But the acorns actually served a good positive purpose as well — look how they fit perfectly between the bricks to serve as natural spacers! (We didn’t intentionally use the maddening acorns as spacers, but found them frequently lodged between bricks.)
Plastic Sheeting to the Rescue!
But we were smarter than my oak trees! We eventually used plastic to cover our work space to eliminate the need to pick those annoying acorns from between the bricks of our in-process project.
Never, Ever, EVER Assume!!
Man, I know this! In fact, I’m usually the smart alack who gets on other people if I ever see them making assumptions. You know us. We parrot the adage “Never assume. It makes an [ass] out of [u] and [me]“, usually in an annoying nasal tone.
And then, what did I do? I assumed that just because my garage door fully cleared the border of a section of abutting courtyard, that surely it would then clear all the other bricks that were so carefully laid at the same height. Seemed logical to me. That’s why it was only necessary to verify that my garage door successfully cleared the border.
How utterly embarrassed I was when I couldn’t open my garage door over our new brick work the next morning! It was being stopped by bricks that were indeed level with the border, but angled a titch uphill to accommodate my sloping yard. Duh! (To learn about the challenges of laying clinker brick in a sloping yard, click here.)
That’s when I marched myself into my kitchen to stare at the well-worn poster of Babe Ruth’s batting statistics hanging on my fridge. That poster has been reviewed after every single failure or disappointment in this household within the past 20 years. It didn’t matter if it was my daughter who needed encouragement or me. We just always found that our disappointment lessened when reminded that The Great Bambino himself struck out nearly twice as many times as he homered (1,330/714).
And do you know what? Babe Ruth put things into perspective once again. We laid 2,000 bricks. There were five that were problematic. I’m over it. Thanks, Babe.
We would use a board to secure the last row of bricks at the end of each work session. This ensured that our last row had a perfectly straight edge, plus provided a barrier for the sand on our last row of the day.
Release Your Inner Child
It’s so fun to see how quickly all your hard labor turns into a finished product by the time you get to setting the bricks in sand.
Just drizzle sand between the bricks and don’t worry if you make a mess. Then make a sand pile in the middle and play with it by sweeping it into all the cracks and crevices!
For each five-hour brick laying session, we would allocate the last hour to verifying that the bricks were level, straightening the lines, and then sweeping in the sand.
The last hour was always the best.

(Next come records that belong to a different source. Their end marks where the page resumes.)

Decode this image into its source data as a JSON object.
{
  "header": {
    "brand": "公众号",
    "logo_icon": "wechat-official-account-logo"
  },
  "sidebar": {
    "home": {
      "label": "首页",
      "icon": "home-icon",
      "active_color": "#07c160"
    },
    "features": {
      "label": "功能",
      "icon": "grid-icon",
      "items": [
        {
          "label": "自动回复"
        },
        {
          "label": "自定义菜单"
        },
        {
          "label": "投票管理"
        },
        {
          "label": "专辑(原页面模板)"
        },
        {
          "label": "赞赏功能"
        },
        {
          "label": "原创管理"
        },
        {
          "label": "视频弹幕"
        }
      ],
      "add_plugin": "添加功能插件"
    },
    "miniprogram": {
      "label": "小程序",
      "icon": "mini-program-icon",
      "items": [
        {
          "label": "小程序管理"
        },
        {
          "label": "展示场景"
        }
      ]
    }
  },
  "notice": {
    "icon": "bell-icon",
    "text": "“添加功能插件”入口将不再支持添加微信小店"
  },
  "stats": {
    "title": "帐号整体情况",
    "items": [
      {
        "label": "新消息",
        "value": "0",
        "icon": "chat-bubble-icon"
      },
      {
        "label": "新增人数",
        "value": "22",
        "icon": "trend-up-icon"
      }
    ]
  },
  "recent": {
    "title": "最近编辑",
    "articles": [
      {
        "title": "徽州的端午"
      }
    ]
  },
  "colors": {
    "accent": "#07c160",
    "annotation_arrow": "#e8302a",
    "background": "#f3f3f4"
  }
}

Look What We Did!
Well, that was a LOT more work than I ever thought it was going to be and it took a LOT longer than I ever would have guessed, but I absolutely, totally LOVE the final result! I especially love that I’m no longer likely to trip and fall and break a leg while walking in my yard!
Hit me up with questions. I’m a clinker brick courtyard expert now.